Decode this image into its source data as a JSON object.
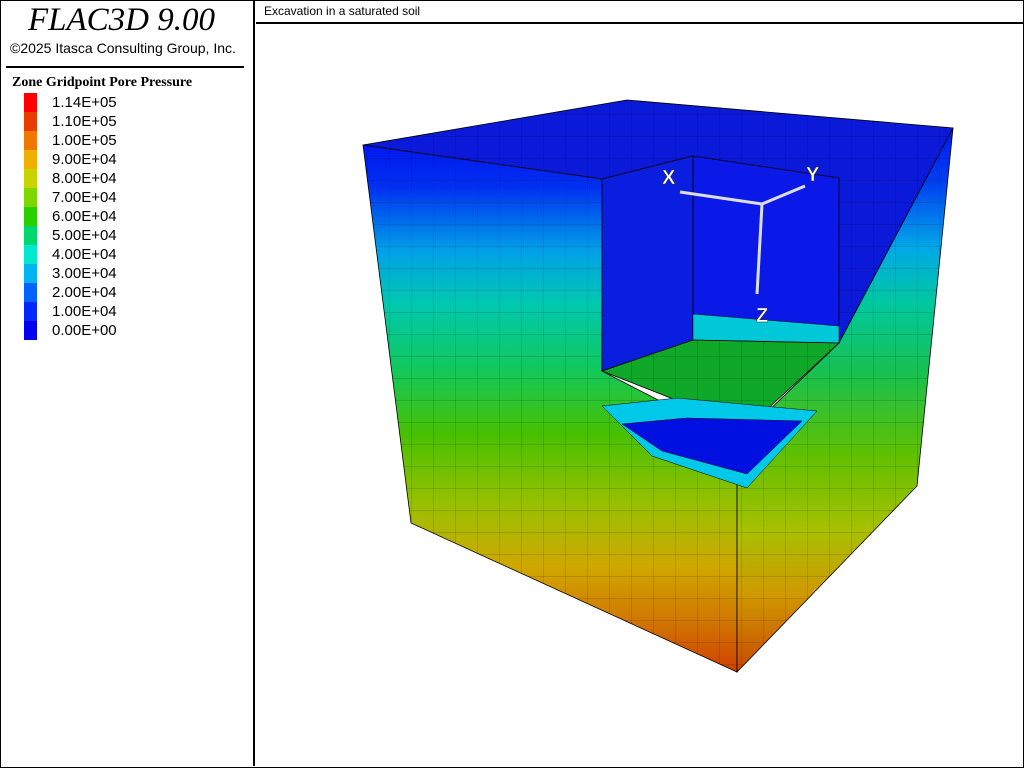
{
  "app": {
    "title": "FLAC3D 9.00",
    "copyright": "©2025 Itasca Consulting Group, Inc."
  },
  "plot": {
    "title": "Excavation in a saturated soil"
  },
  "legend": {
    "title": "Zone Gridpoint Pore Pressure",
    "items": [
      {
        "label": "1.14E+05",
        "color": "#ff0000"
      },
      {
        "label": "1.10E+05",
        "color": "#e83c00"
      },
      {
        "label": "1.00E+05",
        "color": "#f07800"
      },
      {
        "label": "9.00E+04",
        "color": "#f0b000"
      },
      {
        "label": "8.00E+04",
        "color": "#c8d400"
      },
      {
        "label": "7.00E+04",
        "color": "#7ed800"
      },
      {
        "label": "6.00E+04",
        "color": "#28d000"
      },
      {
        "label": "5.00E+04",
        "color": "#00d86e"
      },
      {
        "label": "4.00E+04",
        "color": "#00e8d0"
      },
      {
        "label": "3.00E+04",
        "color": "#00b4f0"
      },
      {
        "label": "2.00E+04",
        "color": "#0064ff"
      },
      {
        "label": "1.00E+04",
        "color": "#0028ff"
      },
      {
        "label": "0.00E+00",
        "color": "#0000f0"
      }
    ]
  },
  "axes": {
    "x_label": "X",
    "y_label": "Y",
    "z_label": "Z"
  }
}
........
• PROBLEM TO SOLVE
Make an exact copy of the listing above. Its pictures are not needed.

• THE COMPLETED TASK
Decode this image into its source data as a JSON object.
{
  "app": {
    "title": "FLAC3D 9.00",
    "copyright": "©2025 Itasca Consulting Group, Inc."
  },
  "plot": {
    "title": "Excavation in a saturated soil"
  },
  "legend": {
    "title": "Zone Gridpoint Pore Pressure",
    "items": [
      {
        "label": "1.14E+05",
        "color": "#ff0000"
      },
      {
        "label": "1.10E+05",
        "color": "#e83c00"
      },
      {
        "label": "1.00E+05",
        "color": "#f07800"
      },
      {
        "label": "9.00E+04",
        "color": "#f0b000"
      },
      {
        "label": "8.00E+04",
        "color": "#c8d400"
      },
      {
        "label": "7.00E+04",
        "color": "#7ed800"
      },
      {
        "label": "6.00E+04",
        "color": "#28d000"
      },
      {
        "label": "5.00E+04",
        "color": "#00d86e"
      },
      {
        "label": "4.00E+04",
        "color": "#00e8d0"
      },
      {
        "label": "3.00E+04",
        "color": "#00b4f0"
      },
      {
        "label": "2.00E+04",
        "color": "#0064ff"
      },
      {
        "label": "1.00E+04",
        "color": "#0028ff"
      },
      {
        "label": "0.00E+00",
        "color": "#0000f0"
      }
    ]
  },
  "axes": {
    "x_label": "X",
    "y_label": "Y",
    "z_label": "Z"
  }
}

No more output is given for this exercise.